> _ABOUT THIS TASK_: Repeat every record exactly as written, but leave out the pictures.

DATA RECORDS below:

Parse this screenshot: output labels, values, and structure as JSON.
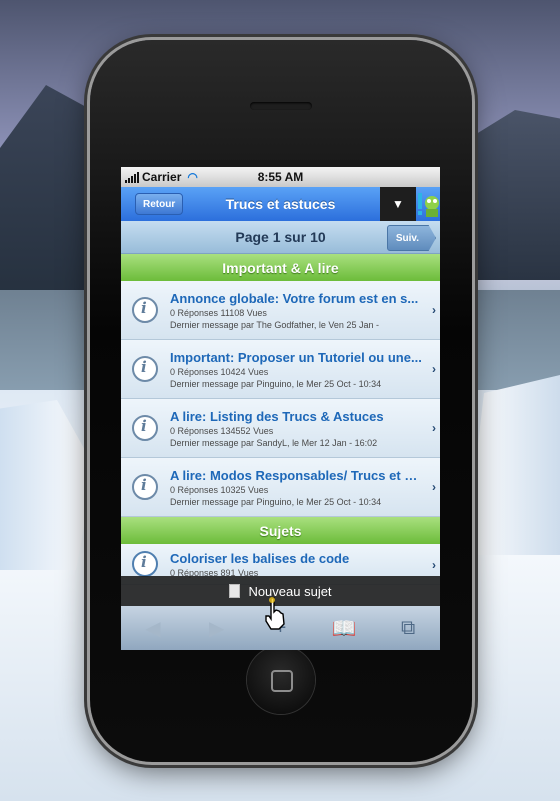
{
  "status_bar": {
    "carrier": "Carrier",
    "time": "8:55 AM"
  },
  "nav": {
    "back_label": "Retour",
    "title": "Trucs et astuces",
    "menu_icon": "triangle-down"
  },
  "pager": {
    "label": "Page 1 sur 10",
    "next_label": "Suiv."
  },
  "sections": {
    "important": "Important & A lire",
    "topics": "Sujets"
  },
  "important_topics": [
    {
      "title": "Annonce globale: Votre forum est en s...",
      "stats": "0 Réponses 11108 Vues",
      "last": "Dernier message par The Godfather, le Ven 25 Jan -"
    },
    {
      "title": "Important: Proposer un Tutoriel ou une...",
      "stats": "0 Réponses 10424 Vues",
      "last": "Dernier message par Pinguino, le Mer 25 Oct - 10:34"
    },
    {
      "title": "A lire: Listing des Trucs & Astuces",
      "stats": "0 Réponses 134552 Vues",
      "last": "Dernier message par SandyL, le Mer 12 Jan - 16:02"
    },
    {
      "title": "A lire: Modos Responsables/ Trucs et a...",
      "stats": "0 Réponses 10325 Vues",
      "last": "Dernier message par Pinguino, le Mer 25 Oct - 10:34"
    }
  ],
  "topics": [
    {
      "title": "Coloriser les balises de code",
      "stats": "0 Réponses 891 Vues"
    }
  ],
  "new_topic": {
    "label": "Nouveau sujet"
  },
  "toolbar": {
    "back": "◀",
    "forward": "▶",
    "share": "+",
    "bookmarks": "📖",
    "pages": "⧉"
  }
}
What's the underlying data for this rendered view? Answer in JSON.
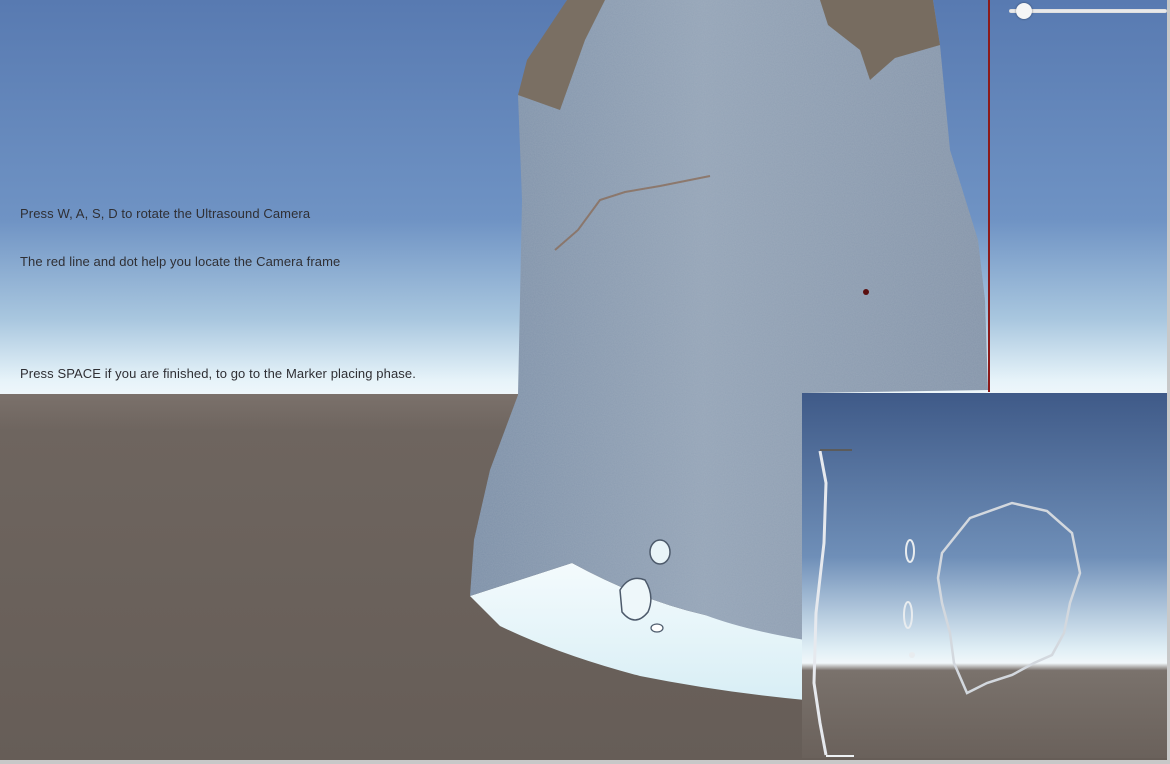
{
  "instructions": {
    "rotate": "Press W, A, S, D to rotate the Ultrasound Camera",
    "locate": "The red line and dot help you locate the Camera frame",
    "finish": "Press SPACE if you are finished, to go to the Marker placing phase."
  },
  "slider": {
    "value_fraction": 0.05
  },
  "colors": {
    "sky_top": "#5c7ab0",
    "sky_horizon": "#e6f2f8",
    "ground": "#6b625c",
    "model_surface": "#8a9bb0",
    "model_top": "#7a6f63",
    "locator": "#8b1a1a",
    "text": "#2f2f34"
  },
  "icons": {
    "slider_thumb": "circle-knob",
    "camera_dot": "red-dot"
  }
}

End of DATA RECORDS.

> _ANSWER SPACE_:
Parse this screenshot: output labels, values, and structure as JSON.
{
  "status_bar": {
    "carrier": "Carrier",
    "time": "8:55 AM"
  },
  "nav": {
    "back_label": "Retour",
    "title": "Trucs et astuces",
    "menu_icon": "triangle-down"
  },
  "pager": {
    "label": "Page 1 sur 10",
    "next_label": "Suiv."
  },
  "sections": {
    "important": "Important & A lire",
    "topics": "Sujets"
  },
  "important_topics": [
    {
      "title": "Annonce globale: Votre forum est en s...",
      "stats": "0 Réponses 11108 Vues",
      "last": "Dernier message par The Godfather, le Ven 25 Jan -"
    },
    {
      "title": "Important: Proposer un Tutoriel ou une...",
      "stats": "0 Réponses 10424 Vues",
      "last": "Dernier message par Pinguino, le Mer 25 Oct - 10:34"
    },
    {
      "title": "A lire: Listing des Trucs & Astuces",
      "stats": "0 Réponses 134552 Vues",
      "last": "Dernier message par SandyL, le Mer 12 Jan - 16:02"
    },
    {
      "title": "A lire: Modos Responsables/ Trucs et a...",
      "stats": "0 Réponses 10325 Vues",
      "last": "Dernier message par Pinguino, le Mer 25 Oct - 10:34"
    }
  ],
  "topics": [
    {
      "title": "Coloriser les balises de code",
      "stats": "0 Réponses 891 Vues"
    }
  ],
  "new_topic": {
    "label": "Nouveau sujet"
  },
  "toolbar": {
    "back": "◀",
    "forward": "▶",
    "share": "+",
    "bookmarks": "📖",
    "pages": "⧉"
  }
}
What's the underlying data for this rendered view? Answer in JSON.
{
  "instructions": {
    "rotate": "Press W, A, S, D to rotate the Ultrasound Camera",
    "locate": "The red line and dot help you locate the Camera frame",
    "finish": "Press SPACE if you are finished, to go to the Marker placing phase."
  },
  "slider": {
    "value_fraction": 0.05
  },
  "colors": {
    "sky_top": "#5c7ab0",
    "sky_horizon": "#e6f2f8",
    "ground": "#6b625c",
    "model_surface": "#8a9bb0",
    "model_top": "#7a6f63",
    "locator": "#8b1a1a",
    "text": "#2f2f34"
  },
  "icons": {
    "slider_thumb": "circle-knob",
    "camera_dot": "red-dot"
  }
}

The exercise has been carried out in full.